Exercise aim – From the entries below, count every line that contains the word "title". Please give the number and nothing else.

Records for the exercise –
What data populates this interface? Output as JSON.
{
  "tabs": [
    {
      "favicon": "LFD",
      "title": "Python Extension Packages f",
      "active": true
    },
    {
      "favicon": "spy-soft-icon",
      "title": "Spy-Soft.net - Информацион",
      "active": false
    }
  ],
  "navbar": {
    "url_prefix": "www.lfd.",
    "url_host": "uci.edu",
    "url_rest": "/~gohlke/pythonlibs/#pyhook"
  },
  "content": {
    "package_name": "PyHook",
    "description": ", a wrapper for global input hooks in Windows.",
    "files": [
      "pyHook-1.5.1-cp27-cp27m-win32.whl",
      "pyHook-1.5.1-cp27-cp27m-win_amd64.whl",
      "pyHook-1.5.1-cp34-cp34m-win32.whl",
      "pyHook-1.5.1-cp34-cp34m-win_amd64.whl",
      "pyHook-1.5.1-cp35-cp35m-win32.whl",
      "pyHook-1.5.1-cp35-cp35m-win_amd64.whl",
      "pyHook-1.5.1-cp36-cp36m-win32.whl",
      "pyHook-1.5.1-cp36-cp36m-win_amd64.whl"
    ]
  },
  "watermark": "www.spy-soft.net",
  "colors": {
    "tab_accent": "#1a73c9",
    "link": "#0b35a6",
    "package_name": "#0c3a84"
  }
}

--

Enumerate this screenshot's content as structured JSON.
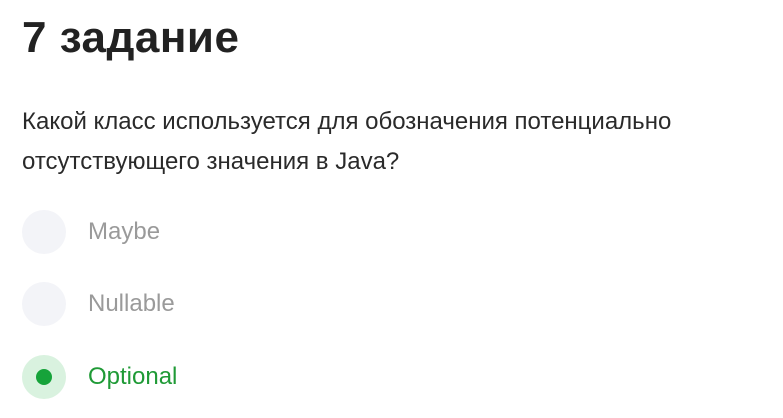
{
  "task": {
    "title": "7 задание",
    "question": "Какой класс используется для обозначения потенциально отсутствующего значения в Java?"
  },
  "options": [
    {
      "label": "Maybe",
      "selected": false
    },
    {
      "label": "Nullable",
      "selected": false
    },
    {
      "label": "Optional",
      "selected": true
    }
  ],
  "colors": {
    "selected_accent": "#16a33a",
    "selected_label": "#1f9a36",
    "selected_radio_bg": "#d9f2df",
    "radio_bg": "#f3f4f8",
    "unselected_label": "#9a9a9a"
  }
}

Output of the task – 3